Customer returns can be a major headache for power supply and power system manufacturers. Returns are often provided with limited and ambiguous information regarding the failure mechanism and with vague details about the environmental conditions and the ‘scene of the crime’. The time-pressure to diagnose and report comprehensive failure analysis based on sketchy information continues to contract. The cost associated with debugging and fixing issues naturally increase as the design progresses to different stages from the prototyping to production and to the end customer – not considering relationship damage and credibility.
In addition, a significant percentage of customer returns appear to be ‘no-fault-found’ returns. Such returns can often be dismissed and never correctly diagnosed but risk masking real failure mechanisms in the end customer system. For example, any failure causing an over-temperature trip will shut-down in the customer equipment but when returned to the manufacturer may appear to function normally.
The problem can be solved using built-in ‘Black Box’, similar in concept to an airplane flight recorder and capable of capturing critical information prior to shut-down. This article describes how the ADP1055 advanced PMBus digital controller for isolated power supply systems uses its internal Black Box to record and store critical information. The data can be used by power system manufacturers and end-system users to improve diagnosis of field customer returns and improve the robustness of the qualification process.
Black box operation
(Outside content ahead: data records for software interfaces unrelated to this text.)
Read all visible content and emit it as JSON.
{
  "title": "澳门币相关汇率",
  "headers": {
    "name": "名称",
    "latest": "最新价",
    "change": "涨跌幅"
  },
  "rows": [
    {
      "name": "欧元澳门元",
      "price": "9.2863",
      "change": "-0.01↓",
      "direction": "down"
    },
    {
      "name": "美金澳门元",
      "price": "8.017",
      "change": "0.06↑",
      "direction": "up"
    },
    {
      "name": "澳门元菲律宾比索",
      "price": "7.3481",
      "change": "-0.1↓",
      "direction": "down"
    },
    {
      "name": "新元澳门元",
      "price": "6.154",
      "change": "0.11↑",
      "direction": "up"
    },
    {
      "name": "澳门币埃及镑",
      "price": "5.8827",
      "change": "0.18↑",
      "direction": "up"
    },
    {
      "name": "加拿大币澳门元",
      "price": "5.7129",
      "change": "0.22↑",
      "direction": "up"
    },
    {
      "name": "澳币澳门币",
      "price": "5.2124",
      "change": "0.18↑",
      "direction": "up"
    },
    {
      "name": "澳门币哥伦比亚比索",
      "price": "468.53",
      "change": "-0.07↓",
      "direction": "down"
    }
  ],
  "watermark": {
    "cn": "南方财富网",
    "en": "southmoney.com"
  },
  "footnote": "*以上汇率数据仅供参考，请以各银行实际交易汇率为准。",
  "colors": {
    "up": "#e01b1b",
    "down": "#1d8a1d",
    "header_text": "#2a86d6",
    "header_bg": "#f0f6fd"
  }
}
The Black Box feature of the ADP1055 can record to the EEPROM vital data about the faults that cause the system to shut down. The Black Box diagnostics tool can be considered in two parts: Firstly the ‘First Flag ID’ feature records the first instance of failure such as over current/voltage/temperature etc.; and secondly, as the controller encounters such a fault a snapshot of the telemetry is captured (see Figure 3). This information is saved to the embedded non-volatile EEPROM, where it can be later retrieved for